Although in many ways museums exist as an epistemological center, these relationships become all the more intimate in the apartment gallery—in the physical proximity between viewers, objects and other viewers forced by spatial limitations, coupled with the invasive act of entering a gallerist’s home. The other three pieces on display successfully communicate their relationship to the instructional, but there lingers an out-of-place and unsettling effect in “Lovely Love Song,” a sound piece consisting of a glass funnel used to amplify volume resting on a box (again, painted a bright cherry red) that plays a looped recording. Perhaps a missed opportunity to incorporate more instructional auditory references (think emergency announcements heard on airplanes, closing times in shopping centers), the piece offers a different kind of reference to our socially informed developments of desire. The box plays eerie sound clips from classic films and romantic comedies, sometimes segments of romantic dialogues between male and female leads, and sometimes a rendition of “Somewhere Over the Rainbow.” The register of these sounds as they tap into our memory approximate a type of nostalgia and longing, though somehow both filtered and polluted by the muffle from the makeshift speaker and in that they sound old, or temporally distant from us.
This unsettling dimension to “Rational Behavior” points to the uncanny valley, the realm that the artist categorizes the figures in instructional manuals as existing in. The uncanny valley, in aesthetic theory, is a hypothesized relationship wherein the more closely (yet still imperfectly) an object resembles the human form, the more of an unsettling emotional response it triggers in a viewer.

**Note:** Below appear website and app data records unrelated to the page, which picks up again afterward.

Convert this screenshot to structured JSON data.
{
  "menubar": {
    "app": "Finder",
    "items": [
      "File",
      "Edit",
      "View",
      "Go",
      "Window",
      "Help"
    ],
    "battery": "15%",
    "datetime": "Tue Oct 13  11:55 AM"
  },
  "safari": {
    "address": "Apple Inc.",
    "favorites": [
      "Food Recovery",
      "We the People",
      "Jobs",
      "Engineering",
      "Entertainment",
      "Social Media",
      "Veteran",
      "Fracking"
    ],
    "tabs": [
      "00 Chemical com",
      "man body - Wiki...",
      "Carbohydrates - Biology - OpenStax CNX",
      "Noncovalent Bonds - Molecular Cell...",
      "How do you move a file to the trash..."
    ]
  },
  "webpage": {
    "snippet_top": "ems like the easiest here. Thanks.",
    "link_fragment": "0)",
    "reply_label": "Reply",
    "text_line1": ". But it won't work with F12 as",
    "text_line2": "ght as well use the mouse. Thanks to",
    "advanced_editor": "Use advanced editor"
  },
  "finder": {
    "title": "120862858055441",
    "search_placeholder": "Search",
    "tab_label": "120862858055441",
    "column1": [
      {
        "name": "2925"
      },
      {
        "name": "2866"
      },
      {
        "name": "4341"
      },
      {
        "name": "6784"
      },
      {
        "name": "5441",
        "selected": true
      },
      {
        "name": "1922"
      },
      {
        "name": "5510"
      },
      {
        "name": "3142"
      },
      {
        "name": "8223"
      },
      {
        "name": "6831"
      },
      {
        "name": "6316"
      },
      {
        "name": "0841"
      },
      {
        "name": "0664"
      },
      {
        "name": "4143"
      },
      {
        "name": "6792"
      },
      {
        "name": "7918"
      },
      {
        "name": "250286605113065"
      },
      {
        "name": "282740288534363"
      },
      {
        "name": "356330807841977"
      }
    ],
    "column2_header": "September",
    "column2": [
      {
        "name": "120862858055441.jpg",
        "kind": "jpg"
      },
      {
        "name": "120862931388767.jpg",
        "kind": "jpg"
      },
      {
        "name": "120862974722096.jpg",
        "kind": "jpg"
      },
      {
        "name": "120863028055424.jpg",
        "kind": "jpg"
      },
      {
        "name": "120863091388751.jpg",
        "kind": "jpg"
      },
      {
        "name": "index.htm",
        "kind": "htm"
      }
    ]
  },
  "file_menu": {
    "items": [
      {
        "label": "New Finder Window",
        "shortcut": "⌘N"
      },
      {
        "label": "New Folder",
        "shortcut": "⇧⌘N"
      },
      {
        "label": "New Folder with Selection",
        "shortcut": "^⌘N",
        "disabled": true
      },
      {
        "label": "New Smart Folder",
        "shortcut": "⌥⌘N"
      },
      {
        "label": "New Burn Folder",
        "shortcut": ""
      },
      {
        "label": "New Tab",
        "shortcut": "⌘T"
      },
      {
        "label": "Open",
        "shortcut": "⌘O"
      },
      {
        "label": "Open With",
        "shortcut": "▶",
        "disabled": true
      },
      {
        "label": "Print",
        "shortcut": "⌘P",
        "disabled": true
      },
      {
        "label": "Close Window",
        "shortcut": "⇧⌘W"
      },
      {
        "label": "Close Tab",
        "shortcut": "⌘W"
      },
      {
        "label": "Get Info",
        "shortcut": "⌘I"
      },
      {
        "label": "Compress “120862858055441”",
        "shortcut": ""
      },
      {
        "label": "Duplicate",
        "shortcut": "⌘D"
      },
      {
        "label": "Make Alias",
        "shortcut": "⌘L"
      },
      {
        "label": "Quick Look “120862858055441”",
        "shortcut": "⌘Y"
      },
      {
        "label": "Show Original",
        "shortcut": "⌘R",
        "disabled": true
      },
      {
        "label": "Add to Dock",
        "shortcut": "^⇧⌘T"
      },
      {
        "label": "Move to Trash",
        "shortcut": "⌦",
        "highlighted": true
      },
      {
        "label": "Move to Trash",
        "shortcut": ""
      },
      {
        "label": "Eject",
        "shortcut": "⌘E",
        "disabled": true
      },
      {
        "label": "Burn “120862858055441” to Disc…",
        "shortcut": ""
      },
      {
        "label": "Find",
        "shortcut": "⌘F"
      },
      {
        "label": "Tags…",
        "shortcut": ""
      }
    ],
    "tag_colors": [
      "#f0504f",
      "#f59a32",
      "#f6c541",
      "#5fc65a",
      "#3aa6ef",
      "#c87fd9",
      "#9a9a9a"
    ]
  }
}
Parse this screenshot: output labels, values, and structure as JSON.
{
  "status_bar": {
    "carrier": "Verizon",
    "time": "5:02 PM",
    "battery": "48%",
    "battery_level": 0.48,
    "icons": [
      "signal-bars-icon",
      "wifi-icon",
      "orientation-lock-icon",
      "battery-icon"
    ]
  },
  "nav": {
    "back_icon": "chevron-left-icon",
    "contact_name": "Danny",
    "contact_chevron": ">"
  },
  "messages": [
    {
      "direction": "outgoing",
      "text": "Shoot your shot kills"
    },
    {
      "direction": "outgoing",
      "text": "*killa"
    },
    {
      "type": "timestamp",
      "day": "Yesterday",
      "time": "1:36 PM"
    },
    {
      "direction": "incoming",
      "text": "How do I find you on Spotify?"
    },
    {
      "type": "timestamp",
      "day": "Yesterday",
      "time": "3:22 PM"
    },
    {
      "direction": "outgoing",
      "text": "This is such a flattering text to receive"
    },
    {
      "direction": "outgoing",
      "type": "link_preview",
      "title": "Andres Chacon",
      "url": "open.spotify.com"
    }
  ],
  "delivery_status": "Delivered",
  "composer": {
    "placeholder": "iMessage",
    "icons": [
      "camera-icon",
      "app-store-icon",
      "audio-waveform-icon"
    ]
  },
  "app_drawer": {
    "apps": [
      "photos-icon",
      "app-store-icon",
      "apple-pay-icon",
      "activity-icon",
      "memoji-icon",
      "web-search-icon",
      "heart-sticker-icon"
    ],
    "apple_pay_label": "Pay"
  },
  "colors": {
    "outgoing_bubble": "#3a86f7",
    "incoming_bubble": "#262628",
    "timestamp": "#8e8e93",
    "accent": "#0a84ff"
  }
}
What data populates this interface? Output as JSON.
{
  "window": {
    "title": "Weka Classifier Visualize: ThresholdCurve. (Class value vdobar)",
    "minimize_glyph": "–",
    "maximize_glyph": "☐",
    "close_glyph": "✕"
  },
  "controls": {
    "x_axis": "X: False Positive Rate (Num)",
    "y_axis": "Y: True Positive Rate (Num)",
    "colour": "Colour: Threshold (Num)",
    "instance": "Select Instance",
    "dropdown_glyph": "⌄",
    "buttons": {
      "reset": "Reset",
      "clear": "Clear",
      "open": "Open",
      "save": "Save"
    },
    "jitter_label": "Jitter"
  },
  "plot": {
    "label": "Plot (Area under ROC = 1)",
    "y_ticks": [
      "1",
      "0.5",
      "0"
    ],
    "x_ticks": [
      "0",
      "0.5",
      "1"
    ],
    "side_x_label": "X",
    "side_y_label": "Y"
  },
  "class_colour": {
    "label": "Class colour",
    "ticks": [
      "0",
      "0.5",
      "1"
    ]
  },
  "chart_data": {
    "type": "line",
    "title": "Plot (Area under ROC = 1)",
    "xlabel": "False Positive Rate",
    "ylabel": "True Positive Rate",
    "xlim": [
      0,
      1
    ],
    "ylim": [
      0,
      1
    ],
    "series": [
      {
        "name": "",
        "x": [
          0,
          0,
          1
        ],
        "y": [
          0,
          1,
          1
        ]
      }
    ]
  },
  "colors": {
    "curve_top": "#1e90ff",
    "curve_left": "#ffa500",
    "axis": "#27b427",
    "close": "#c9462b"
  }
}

Throughout “Rational Behavior,” forms both sculptural and sonic touch something almost human, almost real. Forms that these objects take are at times familiar as representative of the human body, though at others sculptural. What appears to be a dental flosser at one moment becomes a human hand the next. Recognizable human voices become temporally distant and artificial. While admittedly far from the humanoid animations and illustrations that decidedly creep us out, like those in the CPR brochure, there remains a trace of human desire in all of these artworks. At once close-to and alienated-from these objects, maybe all of our desires rest somewhere in the uncanny valley. (Emilia Nicholson-Fajardo)
Martha Poggioli’s “Rational Behavior,” Extase, 2523 West Chicago, through December 15.